UN Envoy, Deputy FM Discuss Yemen

UN Envoy, Deputy FM Discuss Yemen UN Envoy, Deputy FM Discuss Yemen

The deputy foreign minister for Arab and African affairs conferred with the United Nation's special envoy to Yemen on the latest developments in the war-ravaged Arab country in a phone conversation on Monday.

Hossein Amir Abdollahian renewed Tehran's call for an immediate halt to the Saudi-led military attacks against the Yemeni nation, IRNA reported.

Pointing to the recent peace talks sponsored by the UN on the conflict in Yemen in Geneva, which ended on Friday without a breakthrough, the foreign ministry official said, "Although at this stage of negotiations, the UN failed to secure a ceasefire (in Yemen), it was expected that serious and urgent efforts would be made to establish green zones inside Yemen and designate some ports and airports for accelerating the dispatch of humanitarian aid."

Yemen's peace talks, mediated by the UN, started in Geneva on June 15 and closed on Friday without any significant progress toward peace.

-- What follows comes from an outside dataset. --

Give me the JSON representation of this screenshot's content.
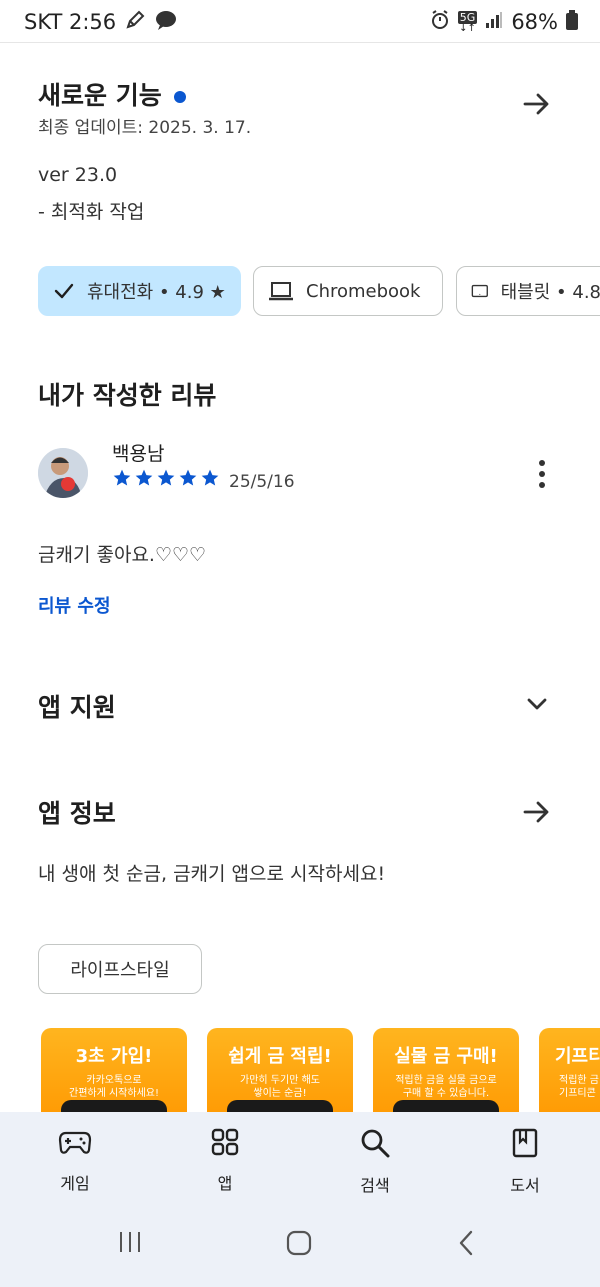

UN officials, however, are optimistic that the talks with resume soon with a view to bringing an end to the bloodshed in the impoverished country.

"The Islamic Republic of Iran supports efforts by the United Nations for sending humanitarian aid and holding genuine negotiations among Yemeni groups and parties, and believes that the crisis in Yemen can be resolved solely through political means and dialogue," Amir Abdollahian said.

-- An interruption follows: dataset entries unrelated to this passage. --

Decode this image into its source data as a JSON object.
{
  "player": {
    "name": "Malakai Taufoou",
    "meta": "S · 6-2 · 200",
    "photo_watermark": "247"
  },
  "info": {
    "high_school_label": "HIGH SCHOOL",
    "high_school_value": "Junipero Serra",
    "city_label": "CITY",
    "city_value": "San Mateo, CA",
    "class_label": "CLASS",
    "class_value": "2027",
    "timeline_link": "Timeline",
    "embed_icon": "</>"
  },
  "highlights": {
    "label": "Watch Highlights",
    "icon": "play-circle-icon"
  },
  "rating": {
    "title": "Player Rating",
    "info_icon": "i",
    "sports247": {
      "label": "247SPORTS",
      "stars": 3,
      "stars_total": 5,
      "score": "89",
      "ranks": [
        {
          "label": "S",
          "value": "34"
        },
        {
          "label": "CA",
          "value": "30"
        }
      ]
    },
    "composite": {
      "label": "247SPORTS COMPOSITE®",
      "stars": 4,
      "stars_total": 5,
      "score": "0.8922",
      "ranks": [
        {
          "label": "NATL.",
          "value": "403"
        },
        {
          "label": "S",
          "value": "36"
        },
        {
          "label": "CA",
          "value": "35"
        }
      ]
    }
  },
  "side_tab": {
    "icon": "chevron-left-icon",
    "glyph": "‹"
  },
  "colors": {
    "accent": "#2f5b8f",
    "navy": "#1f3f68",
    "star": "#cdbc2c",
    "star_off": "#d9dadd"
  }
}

The official expressed Tehran's readiness to provide more humanitarian assistant to the crisis-hit nation in coordination with the UN.

The UN envoy, Ismail Ould Cheikh Ahmed, described details of endeavors by the UN during the Geneva peace talks to secure an agreement among opposing Yemeni groups and said although the views of different factions are far apart, the UN still insists on holding talks.

Noting that there is no other solution but dialogue to the conflict in the Arab country, he said the UN will resume its efforts to bring the views of different groups closer to one another to help achieve a settlement.